** SUPPLIED INFORMATION follows **

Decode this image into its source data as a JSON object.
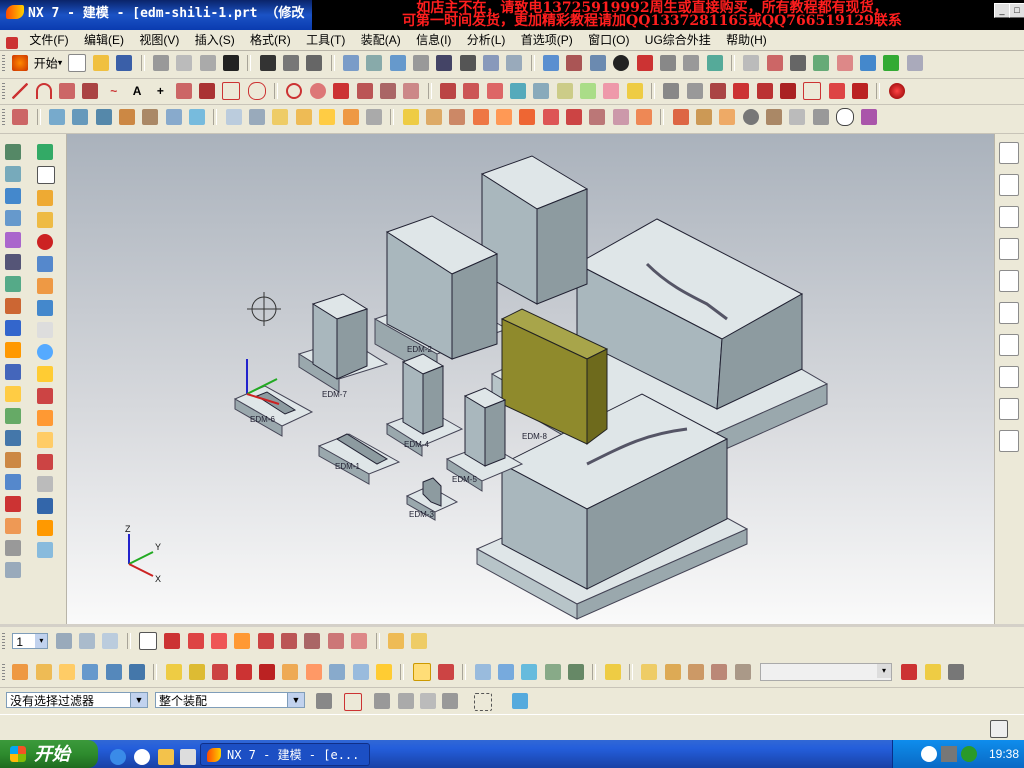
{
  "window": {
    "title": "NX 7 - 建模 - [edm-shili-1.prt （修改",
    "promo_line1": "如店主不在，请致电13725919992周生或直接购买，所有教程都有现货，",
    "promo_line2": "可第一时间发货，更加精彩教程请加QQ1337281165或QQ766519129联系"
  },
  "menu": {
    "items": [
      "文件(F)",
      "编辑(E)",
      "视图(V)",
      "插入(S)",
      "格式(R)",
      "工具(T)",
      "装配(A)",
      "信息(I)",
      "分析(L)",
      "首选项(P)",
      "窗口(O)",
      "UG综合外挂",
      "帮助(H)"
    ]
  },
  "toolbar": {
    "start_label": "开始"
  },
  "viewport": {
    "labels": {
      "b1": "EDM-1",
      "b2": "EDM-2",
      "b3": "EDM-3",
      "b4": "EDM-4",
      "b5": "EDM-5",
      "b6": "EDM-6",
      "b7": "EDM-7",
      "b8": "EDM-8"
    },
    "axis_x": "X",
    "axis_y": "Y",
    "axis_z": "Z"
  },
  "bottom": {
    "layer_value": "1"
  },
  "filter": {
    "selection_filter": "没有选择过滤器",
    "assembly_scope": "整个装配"
  },
  "taskbar": {
    "start": "开始",
    "task_label": "NX 7 - 建模 - [e...",
    "clock": "19:38"
  },
  "colors": {
    "part_body": "#a9b7bd",
    "part_top": "#dfe6e8",
    "selected_body": "#8f8a2c",
    "title_bg": "#0a246a",
    "promo_text": "#ff1e1e"
  }
}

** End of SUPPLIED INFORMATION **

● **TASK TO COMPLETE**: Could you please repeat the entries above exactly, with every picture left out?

● **TASK SOLUTION**:
Decode this image into its source data as a JSON object.
{
  "window": {
    "title": "NX 7 - 建模 - [edm-shili-1.prt （修改",
    "promo_line1": "如店主不在，请致电13725919992周生或直接购买，所有教程都有现货，",
    "promo_line2": "可第一时间发货，更加精彩教程请加QQ1337281165或QQ766519129联系"
  },
  "menu": {
    "items": [
      "文件(F)",
      "编辑(E)",
      "视图(V)",
      "插入(S)",
      "格式(R)",
      "工具(T)",
      "装配(A)",
      "信息(I)",
      "分析(L)",
      "首选项(P)",
      "窗口(O)",
      "UG综合外挂",
      "帮助(H)"
    ]
  },
  "toolbar": {
    "start_label": "开始"
  },
  "viewport": {
    "labels": {
      "b1": "EDM-1",
      "b2": "EDM-2",
      "b3": "EDM-3",
      "b4": "EDM-4",
      "b5": "EDM-5",
      "b6": "EDM-6",
      "b7": "EDM-7",
      "b8": "EDM-8"
    },
    "axis_x": "X",
    "axis_y": "Y",
    "axis_z": "Z"
  },
  "bottom": {
    "layer_value": "1"
  },
  "filter": {
    "selection_filter": "没有选择过滤器",
    "assembly_scope": "整个装配"
  },
  "taskbar": {
    "start": "开始",
    "task_label": "NX 7 - 建模 - [e...",
    "clock": "19:38"
  },
  "colors": {
    "part_body": "#a9b7bd",
    "part_top": "#dfe6e8",
    "selected_body": "#8f8a2c",
    "title_bg": "#0a246a",
    "promo_text": "#ff1e1e"
  }
}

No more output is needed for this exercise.